((

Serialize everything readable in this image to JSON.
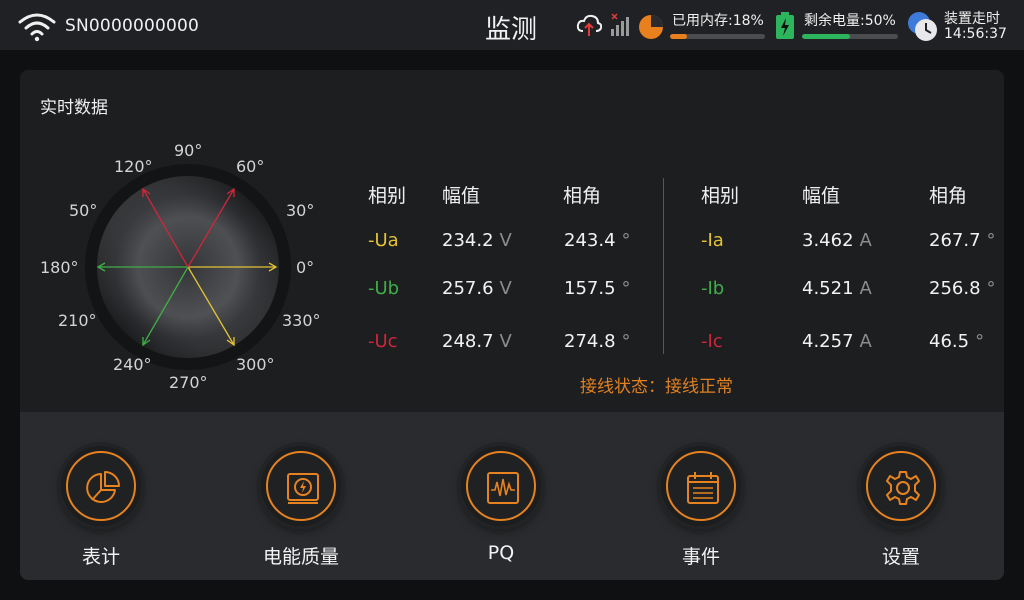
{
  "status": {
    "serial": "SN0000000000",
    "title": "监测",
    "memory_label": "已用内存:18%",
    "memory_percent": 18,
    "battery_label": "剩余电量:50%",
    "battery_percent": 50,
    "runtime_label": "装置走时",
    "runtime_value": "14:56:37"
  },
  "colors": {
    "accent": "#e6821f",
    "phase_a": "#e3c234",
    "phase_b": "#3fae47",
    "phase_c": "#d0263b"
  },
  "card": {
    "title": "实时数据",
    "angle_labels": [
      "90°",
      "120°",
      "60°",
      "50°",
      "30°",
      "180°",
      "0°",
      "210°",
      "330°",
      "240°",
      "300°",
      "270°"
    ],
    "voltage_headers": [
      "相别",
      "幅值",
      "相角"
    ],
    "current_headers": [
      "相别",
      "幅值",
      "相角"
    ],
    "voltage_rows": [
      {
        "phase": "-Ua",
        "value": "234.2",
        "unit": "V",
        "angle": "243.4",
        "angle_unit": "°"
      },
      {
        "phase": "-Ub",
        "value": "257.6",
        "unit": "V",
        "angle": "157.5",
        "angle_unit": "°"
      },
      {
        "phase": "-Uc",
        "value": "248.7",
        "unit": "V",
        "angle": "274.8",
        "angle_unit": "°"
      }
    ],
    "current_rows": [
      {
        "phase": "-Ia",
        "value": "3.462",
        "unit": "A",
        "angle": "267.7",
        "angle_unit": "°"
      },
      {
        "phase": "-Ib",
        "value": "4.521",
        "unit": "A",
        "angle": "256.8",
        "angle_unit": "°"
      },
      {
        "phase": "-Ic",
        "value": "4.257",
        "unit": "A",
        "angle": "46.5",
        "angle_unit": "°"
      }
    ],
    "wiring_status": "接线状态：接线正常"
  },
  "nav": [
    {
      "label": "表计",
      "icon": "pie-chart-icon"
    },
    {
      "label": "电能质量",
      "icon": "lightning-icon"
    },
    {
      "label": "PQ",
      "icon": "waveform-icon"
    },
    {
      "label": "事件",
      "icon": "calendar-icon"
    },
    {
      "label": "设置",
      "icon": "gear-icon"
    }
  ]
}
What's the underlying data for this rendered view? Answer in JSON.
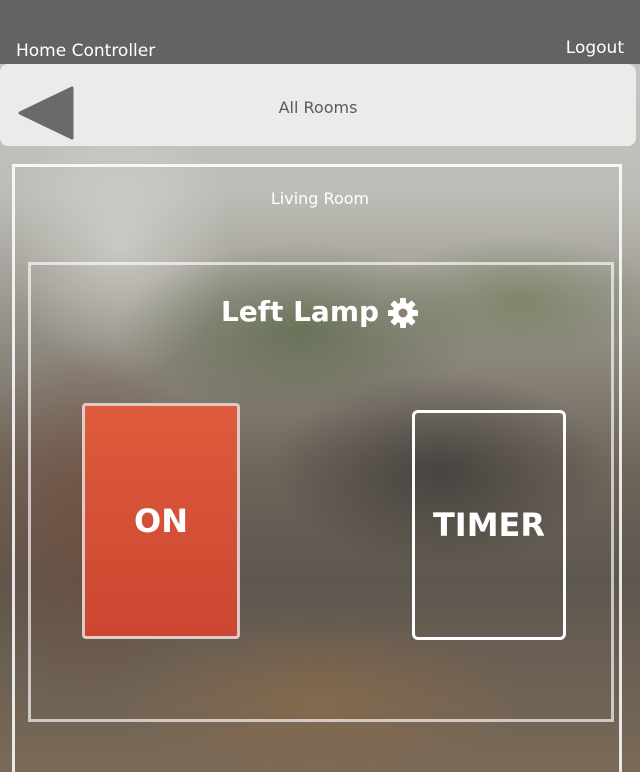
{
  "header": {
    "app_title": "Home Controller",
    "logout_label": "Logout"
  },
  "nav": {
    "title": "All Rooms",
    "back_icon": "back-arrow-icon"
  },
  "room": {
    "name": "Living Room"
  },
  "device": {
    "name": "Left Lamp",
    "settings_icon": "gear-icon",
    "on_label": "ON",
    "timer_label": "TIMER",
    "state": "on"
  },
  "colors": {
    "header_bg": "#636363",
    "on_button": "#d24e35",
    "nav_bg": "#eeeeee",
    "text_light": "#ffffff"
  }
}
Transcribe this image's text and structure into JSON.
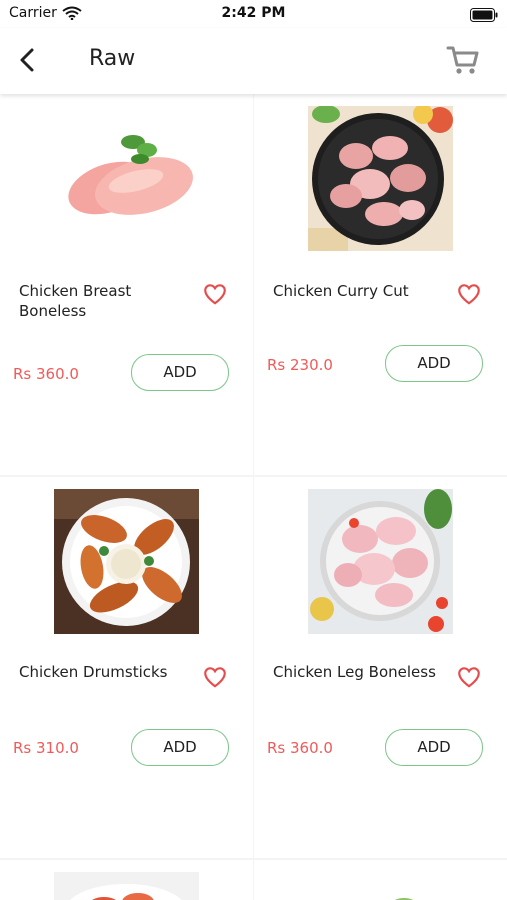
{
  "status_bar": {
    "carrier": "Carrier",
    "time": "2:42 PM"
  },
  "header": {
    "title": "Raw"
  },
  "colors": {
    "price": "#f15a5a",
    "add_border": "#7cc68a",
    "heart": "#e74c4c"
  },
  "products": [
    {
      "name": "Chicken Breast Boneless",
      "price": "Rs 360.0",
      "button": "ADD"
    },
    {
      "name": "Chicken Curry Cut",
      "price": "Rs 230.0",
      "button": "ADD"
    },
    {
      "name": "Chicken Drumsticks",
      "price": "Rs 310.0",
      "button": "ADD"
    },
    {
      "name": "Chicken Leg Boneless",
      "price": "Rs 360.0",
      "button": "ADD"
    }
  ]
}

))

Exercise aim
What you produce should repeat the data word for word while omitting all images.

Written answer
Serialize everything readable in this image to JSON.
{
  "status": {
    "serial": "SN0000000000",
    "title": "监测",
    "memory_label": "已用内存:18%",
    "memory_percent": 18,
    "battery_label": "剩余电量:50%",
    "battery_percent": 50,
    "runtime_label": "装置走时",
    "runtime_value": "14:56:37"
  },
  "colors": {
    "accent": "#e6821f",
    "phase_a": "#e3c234",
    "phase_b": "#3fae47",
    "phase_c": "#d0263b"
  },
  "card": {
    "title": "实时数据",
    "angle_labels": [
      "90°",
      "120°",
      "60°",
      "50°",
      "30°",
      "180°",
      "0°",
      "210°",
      "330°",
      "240°",
      "300°",
      "270°"
    ],
    "voltage_headers": [
      "相别",
      "幅值",
      "相角"
    ],
    "current_headers": [
      "相别",
      "幅值",
      "相角"
    ],
    "voltage_rows": [
      {
        "phase": "-Ua",
        "value": "234.2",
        "unit": "V",
        "angle": "243.4",
        "angle_unit": "°"
      },
      {
        "phase": "-Ub",
        "value": "257.6",
        "unit": "V",
        "angle": "157.5",
        "angle_unit": "°"
      },
      {
        "phase": "-Uc",
        "value": "248.7",
        "unit": "V",
        "angle": "274.8",
        "angle_unit": "°"
      }
    ],
    "current_rows": [
      {
        "phase": "-Ia",
        "value": "3.462",
        "unit": "A",
        "angle": "267.7",
        "angle_unit": "°"
      },
      {
        "phase": "-Ib",
        "value": "4.521",
        "unit": "A",
        "angle": "256.8",
        "angle_unit": "°"
      },
      {
        "phase": "-Ic",
        "value": "4.257",
        "unit": "A",
        "angle": "46.5",
        "angle_unit": "°"
      }
    ],
    "wiring_status": "接线状态：接线正常"
  },
  "nav": [
    {
      "label": "表计",
      "icon": "pie-chart-icon"
    },
    {
      "label": "电能质量",
      "icon": "lightning-icon"
    },
    {
      "label": "PQ",
      "icon": "waveform-icon"
    },
    {
      "label": "事件",
      "icon": "calendar-icon"
    },
    {
      "label": "设置",
      "icon": "gear-icon"
    }
  ]
}
What's the underlying data for this rendered view? Answer in JSON.
{
  "header": {
    "app_title": "Home Controller",
    "logout_label": "Logout"
  },
  "nav": {
    "title": "All Rooms",
    "back_icon": "back-arrow-icon"
  },
  "room": {
    "name": "Living Room"
  },
  "device": {
    "name": "Left Lamp",
    "settings_icon": "gear-icon",
    "on_label": "ON",
    "timer_label": "TIMER",
    "state": "on"
  },
  "colors": {
    "header_bg": "#636363",
    "on_button": "#d24e35",
    "nav_bg": "#eeeeee",
    "text_light": "#ffffff"
  }
}
Transcribe this image's text and structure into JSON.
{
  "status_bar": {
    "carrier": "Carrier",
    "time": "2:42 PM"
  },
  "header": {
    "title": "Raw"
  },
  "colors": {
    "price": "#f15a5a",
    "add_border": "#7cc68a",
    "heart": "#e74c4c"
  },
  "products": [
    {
      "name": "Chicken Breast Boneless",
      "price": "Rs 360.0",
      "button": "ADD"
    },
    {
      "name": "Chicken Curry Cut",
      "price": "Rs 230.0",
      "button": "ADD"
    },
    {
      "name": "Chicken Drumsticks",
      "price": "Rs 310.0",
      "button": "ADD"
    },
    {
      "name": "Chicken Leg Boneless",
      "price": "Rs 360.0",
      "button": "ADD"
    }
  ]
}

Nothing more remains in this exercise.